(Collection entries)
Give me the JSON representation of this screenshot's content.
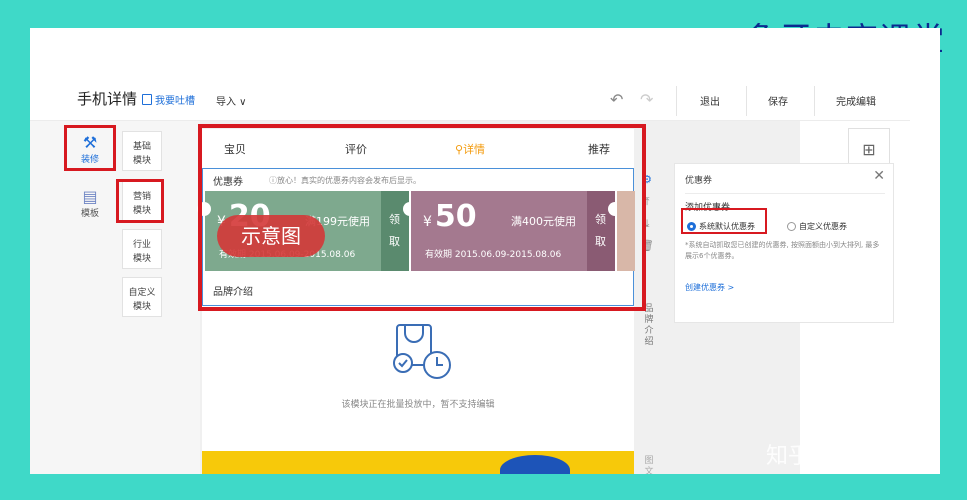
{
  "banner": {
    "title": "象牙电商课堂"
  },
  "topbar": {
    "app_title": "手机详情",
    "feedback": "我要吐槽",
    "import": "导入 ∨",
    "undo": "↶",
    "redo": "↷",
    "exit": "退出",
    "save": "保存",
    "finish": "完成编辑"
  },
  "rail": {
    "tabs": [
      {
        "icon": "⚒",
        "label": "装修"
      },
      {
        "icon": "▤",
        "label": "模板"
      }
    ],
    "modules": [
      "基础\n模块",
      "营销\n模块",
      "行业\n模块",
      "自定义\n模块"
    ]
  },
  "nav": {
    "items": [
      "宝贝",
      "评价",
      "详情",
      "推荐"
    ],
    "active_index": 2,
    "active_icon": "⚲"
  },
  "coupon": {
    "heading": "优惠券",
    "tip": "ⓘ放心！真实的优惠券内容会发布后显示。",
    "items": [
      {
        "currency": "¥",
        "amount": "20",
        "condition": "满199元使用",
        "valid": "有效期 2015.06.09-2015.08.06",
        "stub": "领\n取"
      },
      {
        "currency": "¥",
        "amount": "50",
        "condition": "满400元使用",
        "valid": "有效期 2015.06.09-2015.08.06",
        "stub": "领\n取"
      }
    ],
    "watermark": "示意图"
  },
  "brand": {
    "label": "品牌介绍"
  },
  "batch": {
    "message": "该模块正在批量投放中，暂不支持编辑"
  },
  "tools": {
    "icons": [
      "⚙",
      "⤒",
      "⤓",
      "🗑"
    ],
    "vertical_label": "品\n牌\n介\n绍",
    "vertical_label_2": "图\n文"
  },
  "panel": {
    "title": "优惠券",
    "close": "✕",
    "add_label": "添加优惠券",
    "option_default": "系统默认优惠券",
    "option_custom": "自定义优惠券",
    "note": "*系统自动抓取您已创建的优惠券, 按照面额由小到大排列, 最多展示6个优惠券。",
    "create_link": "创建优惠券 >"
  },
  "grid_button": "⊞",
  "footer": {
    "watermark": "知乎 @sunny"
  },
  "colors": {
    "accent": "#1e6fd9",
    "highlight": "#d71920",
    "background": "#3fd9c8"
  }
}
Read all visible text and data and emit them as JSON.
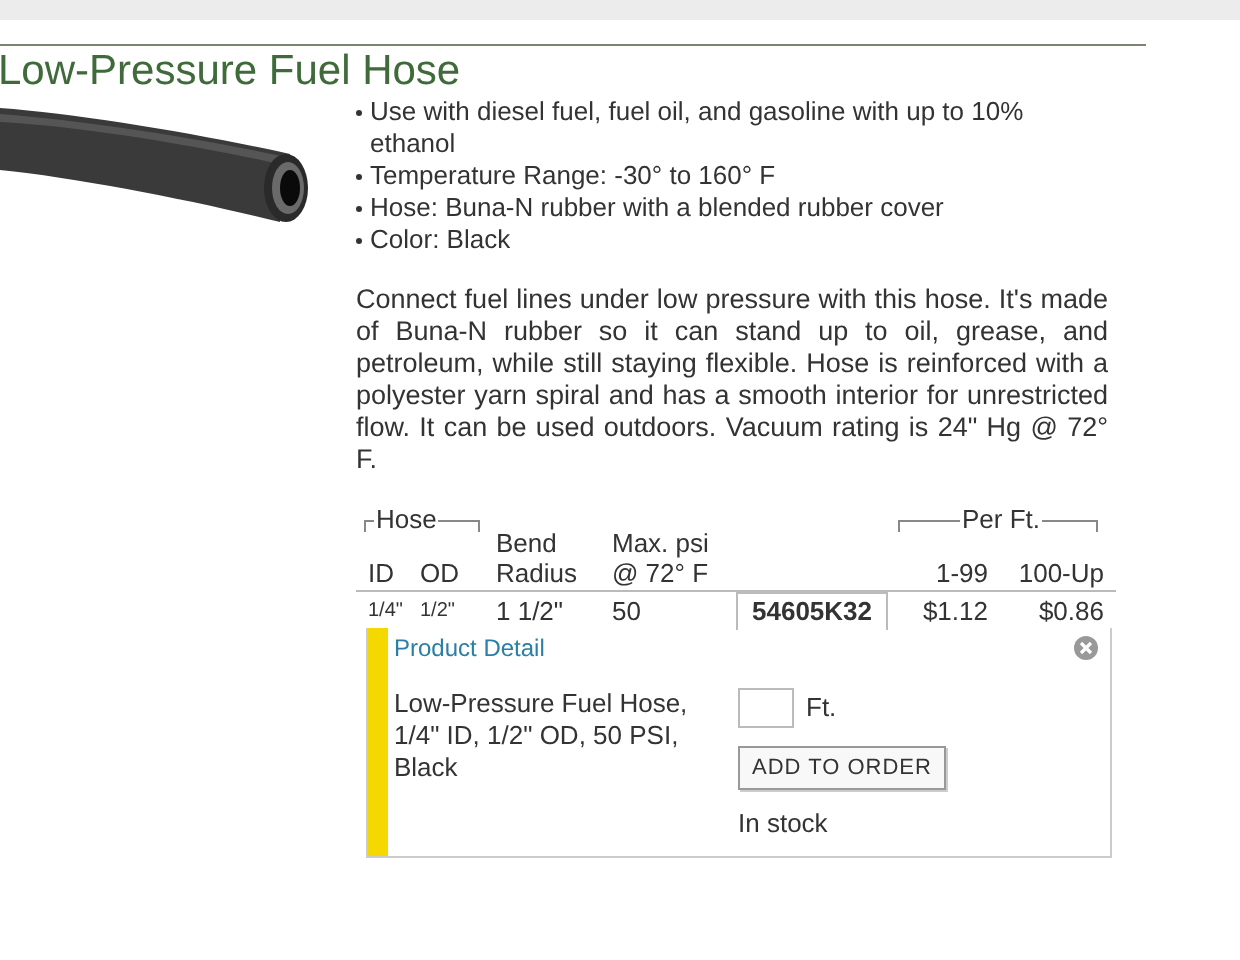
{
  "title": "Low-Pressure Fuel Hose",
  "bullets": [
    "Use with diesel fuel, fuel oil, and gasoline with up to 10% ethanol",
    "Temperature Range: -30° to 160° F",
    "Hose: Buna-N rubber with a blended rubber cover",
    "Color: Black"
  ],
  "description": "Connect fuel lines under low pressure with this hose. It's made of Buna-N rubber so it can stand up to oil, grease, and petroleum, while still staying flexible. Hose is reinforced with a polyester yarn spiral and has a smooth interior for unrestricted flow. It can be used outdoors. Vacuum rating is 24\" Hg @ 72° F.",
  "table": {
    "group_headers": [
      "Hose",
      "Per Ft."
    ],
    "columns": [
      [
        "ID"
      ],
      [
        "OD"
      ],
      [
        "Bend",
        "Radius"
      ],
      [
        "Max. psi",
        "@ 72° F"
      ],
      [],
      [
        "1-99"
      ],
      [
        "100-Up"
      ]
    ],
    "rows": [
      {
        "id": "1/4\"",
        "od": "1/2\"",
        "bend_radius": "1 1/2\"",
        "max_psi": "50",
        "part_number": "54605K32",
        "price_1_99": "$1.12",
        "price_100_up": "$0.86",
        "selected": true
      }
    ]
  },
  "detail": {
    "heading": "Product Detail",
    "description": "Low-Pressure Fuel Hose, 1/4\" ID, 1/2\" OD, 50 PSI, Black",
    "unit": "Ft.",
    "button": "ADD TO ORDER",
    "stock": "In stock"
  }
}
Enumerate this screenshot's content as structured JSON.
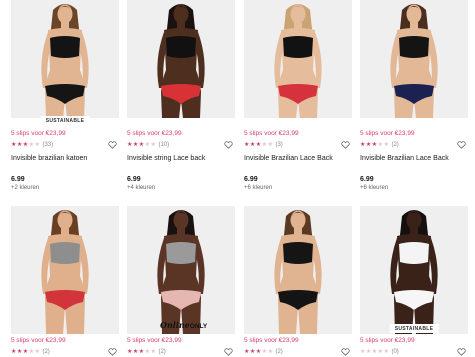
{
  "colors": {
    "promo": "#d93b6c",
    "star_on": "#c73d6c",
    "star_off": "#e8c1ce",
    "photo_bg": "#efefef"
  },
  "products": [
    {
      "promo": "5 slips voor €23,99",
      "stars": 3,
      "reviews": "(33)",
      "title": "Invisible brazilian katoen",
      "price": "6.99",
      "colors": "+2 kleuren",
      "badge": "SUSTAINABLE",
      "skin": "#e2b592",
      "hair": "#6b4528",
      "top": "#141414",
      "bottom": "#151515"
    },
    {
      "promo": "5 slips voor €23,99",
      "stars": 3,
      "reviews": "(10)",
      "title": "Invisible string Lace back",
      "price": "6.99",
      "colors": "+4 kleuren",
      "badge": "",
      "skin": "#4e2e1f",
      "hair": "#1b1210",
      "top": "#111111",
      "bottom": "#d93236"
    },
    {
      "promo": "5 slips voor €23,99",
      "stars": 3,
      "reviews": "(3)",
      "title": "Invisible Brazilian Lace Back",
      "price": "6.99",
      "colors": "+6 kleuren",
      "badge": "",
      "skin": "#e6bd9c",
      "hair": "#c9a371",
      "top": "#121212",
      "bottom": "#d6323d"
    },
    {
      "promo": "5 slips voor €23,99",
      "stars": 3,
      "reviews": "(2)",
      "title": "Invisible Brazilian Lace Back",
      "price": "6.99",
      "colors": "+6 kleuren",
      "badge": "",
      "skin": "#e3b897",
      "hair": "#4a2f1e",
      "top": "#141414",
      "bottom": "#1b2150"
    },
    {
      "promo": "5 slips voor €23,99",
      "stars": 3,
      "reviews": "(2)",
      "title": "",
      "price": "",
      "colors": "",
      "badge": "",
      "skin": "#e0b08c",
      "hair": "#6a3f24",
      "top": "#8e8e8e",
      "bottom": "#d1343a"
    },
    {
      "promo": "5 slips voor €23,99",
      "stars": 3,
      "reviews": "(2)",
      "title": "",
      "price": "",
      "colors": "",
      "badge": "",
      "logo": "Online ONLY",
      "skin": "#5a3526",
      "hair": "#1a1210",
      "top": "#9a9a9a",
      "bottom": "#e5b7b0"
    },
    {
      "promo": "5 slips voor €23,99",
      "stars": 3,
      "reviews": "(2)",
      "title": "",
      "price": "",
      "colors": "",
      "badge": "",
      "skin": "#e0b391",
      "hair": "#5b3a24",
      "top": "#151515",
      "bottom": "#141414"
    },
    {
      "promo": "5 slips voor €23,99",
      "stars": 0,
      "reviews": "(0)",
      "title": "",
      "price": "",
      "colors": "",
      "badge": "SUSTAINABLE",
      "skin": "#3a2218",
      "hair": "#141010",
      "top": "#f4f4f4",
      "bottom": "#f6f6f6"
    }
  ]
}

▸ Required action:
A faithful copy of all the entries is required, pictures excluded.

▸ Task response:
Give me the JSON representation of this screenshot's content.
{
  "banner": {
    "title": "象牙电商课堂"
  },
  "topbar": {
    "app_title": "手机详情",
    "feedback": "我要吐槽",
    "import": "导入 ∨",
    "undo": "↶",
    "redo": "↷",
    "exit": "退出",
    "save": "保存",
    "finish": "完成编辑"
  },
  "rail": {
    "tabs": [
      {
        "icon": "⚒",
        "label": "装修"
      },
      {
        "icon": "▤",
        "label": "模板"
      }
    ],
    "modules": [
      "基础\n模块",
      "营销\n模块",
      "行业\n模块",
      "自定义\n模块"
    ]
  },
  "nav": {
    "items": [
      "宝贝",
      "评价",
      "详情",
      "推荐"
    ],
    "active_index": 2,
    "active_icon": "⚲"
  },
  "coupon": {
    "heading": "优惠券",
    "tip": "ⓘ放心！真实的优惠券内容会发布后显示。",
    "items": [
      {
        "currency": "¥",
        "amount": "20",
        "condition": "满199元使用",
        "valid": "有效期 2015.06.09-2015.08.06",
        "stub": "领\n取"
      },
      {
        "currency": "¥",
        "amount": "50",
        "condition": "满400元使用",
        "valid": "有效期 2015.06.09-2015.08.06",
        "stub": "领\n取"
      }
    ],
    "watermark": "示意图"
  },
  "brand": {
    "label": "品牌介绍"
  },
  "batch": {
    "message": "该模块正在批量投放中，暂不支持编辑"
  },
  "tools": {
    "icons": [
      "⚙",
      "⤒",
      "⤓",
      "🗑"
    ],
    "vertical_label": "品\n牌\n介\n绍",
    "vertical_label_2": "图\n文"
  },
  "panel": {
    "title": "优惠券",
    "close": "✕",
    "add_label": "添加优惠券",
    "option_default": "系统默认优惠券",
    "option_custom": "自定义优惠券",
    "note": "*系统自动抓取您已创建的优惠券, 按照面额由小到大排列, 最多展示6个优惠券。",
    "create_link": "创建优惠券 >"
  },
  "grid_button": "⊞",
  "footer": {
    "watermark": "知乎 @sunny"
  },
  "colors": {
    "accent": "#1e6fd9",
    "highlight": "#d71920",
    "background": "#3fd9c8"
  }
}
Read all visible text and data and emit them as JSON.
{
  "title": "Low-Pressure Fuel Hose",
  "bullets": [
    "Use with diesel fuel, fuel oil, and gasoline with up to 10% ethanol",
    "Temperature Range: -30° to 160° F",
    "Hose: Buna-N rubber with a blended rubber cover",
    "Color: Black"
  ],
  "description": "Connect fuel lines under low pressure with this hose. It's made of Buna-N rubber so it can stand up to oil, grease, and petroleum, while still staying flexible. Hose is reinforced with a polyester yarn spiral and has a smooth interior for unrestricted flow. It can be used outdoors. Vacuum rating is 24\" Hg @ 72° F.",
  "table": {
    "group_headers": [
      "Hose",
      "Per Ft."
    ],
    "columns": [
      [
        "ID"
      ],
      [
        "OD"
      ],
      [
        "Bend",
        "Radius"
      ],
      [
        "Max. psi",
        "@ 72° F"
      ],
      [],
      [
        "1-99"
      ],
      [
        "100-Up"
      ]
    ],
    "rows": [
      {
        "id": "1/4\"",
        "od": "1/2\"",
        "bend_radius": "1 1/2\"",
        "max_psi": "50",
        "part_number": "54605K32",
        "price_1_99": "$1.12",
        "price_100_up": "$0.86",
        "selected": true
      }
    ]
  },
  "detail": {
    "heading": "Product Detail",
    "description": "Low-Pressure Fuel Hose, 1/4\" ID, 1/2\" OD, 50 PSI, Black",
    "unit": "Ft.",
    "button": "ADD TO ORDER",
    "stock": "In stock"
  }
}
Enumerate this screenshot's content as structured JSON.
{
  "colors": {
    "promo": "#d93b6c",
    "star_on": "#c73d6c",
    "star_off": "#e8c1ce",
    "photo_bg": "#efefef"
  },
  "products": [
    {
      "promo": "5 slips voor €23,99",
      "stars": 3,
      "reviews": "(33)",
      "title": "Invisible brazilian katoen",
      "price": "6.99",
      "colors": "+2 kleuren",
      "badge": "SUSTAINABLE",
      "skin": "#e2b592",
      "hair": "#6b4528",
      "top": "#141414",
      "bottom": "#151515"
    },
    {
      "promo": "5 slips voor €23,99",
      "stars": 3,
      "reviews": "(10)",
      "title": "Invisible string Lace back",
      "price": "6.99",
      "colors": "+4 kleuren",
      "badge": "",
      "skin": "#4e2e1f",
      "hair": "#1b1210",
      "top": "#111111",
      "bottom": "#d93236"
    },
    {
      "promo": "5 slips voor €23,99",
      "stars": 3,
      "reviews": "(3)",
      "title": "Invisible Brazilian Lace Back",
      "price": "6.99",
      "colors": "+6 kleuren",
      "badge": "",
      "skin": "#e6bd9c",
      "hair": "#c9a371",
      "top": "#121212",
      "bottom": "#d6323d"
    },
    {
      "promo": "5 slips voor €23,99",
      "stars": 3,
      "reviews": "(2)",
      "title": "Invisible Brazilian Lace Back",
      "price": "6.99",
      "colors": "+6 kleuren",
      "badge": "",
      "skin": "#e3b897",
      "hair": "#4a2f1e",
      "top": "#141414",
      "bottom": "#1b2150"
    },
    {
      "promo": "5 slips voor €23,99",
      "stars": 3,
      "reviews": "(2)",
      "title": "",
      "price": "",
      "colors": "",
      "badge": "",
      "skin": "#e0b08c",
      "hair": "#6a3f24",
      "top": "#8e8e8e",
      "bottom": "#d1343a"
    },
    {
      "promo": "5 slips voor €23,99",
      "stars": 3,
      "reviews": "(2)",
      "title": "",
      "price": "",
      "colors": "",
      "badge": "",
      "logo": "Online ONLY",
      "skin": "#5a3526",
      "hair": "#1a1210",
      "top": "#9a9a9a",
      "bottom": "#e5b7b0"
    },
    {
      "promo": "5 slips voor €23,99",
      "stars": 3,
      "reviews": "(2)",
      "title": "",
      "price": "",
      "colors": "",
      "badge": "",
      "skin": "#e0b391",
      "hair": "#5b3a24",
      "top": "#151515",
      "bottom": "#141414"
    },
    {
      "promo": "5 slips voor €23,99",
      "stars": 0,
      "reviews": "(0)",
      "title": "",
      "price": "",
      "colors": "",
      "badge": "SUSTAINABLE",
      "skin": "#3a2218",
      "hair": "#141010",
      "top": "#f4f4f4",
      "bottom": "#f6f6f6"
    }
  ]
}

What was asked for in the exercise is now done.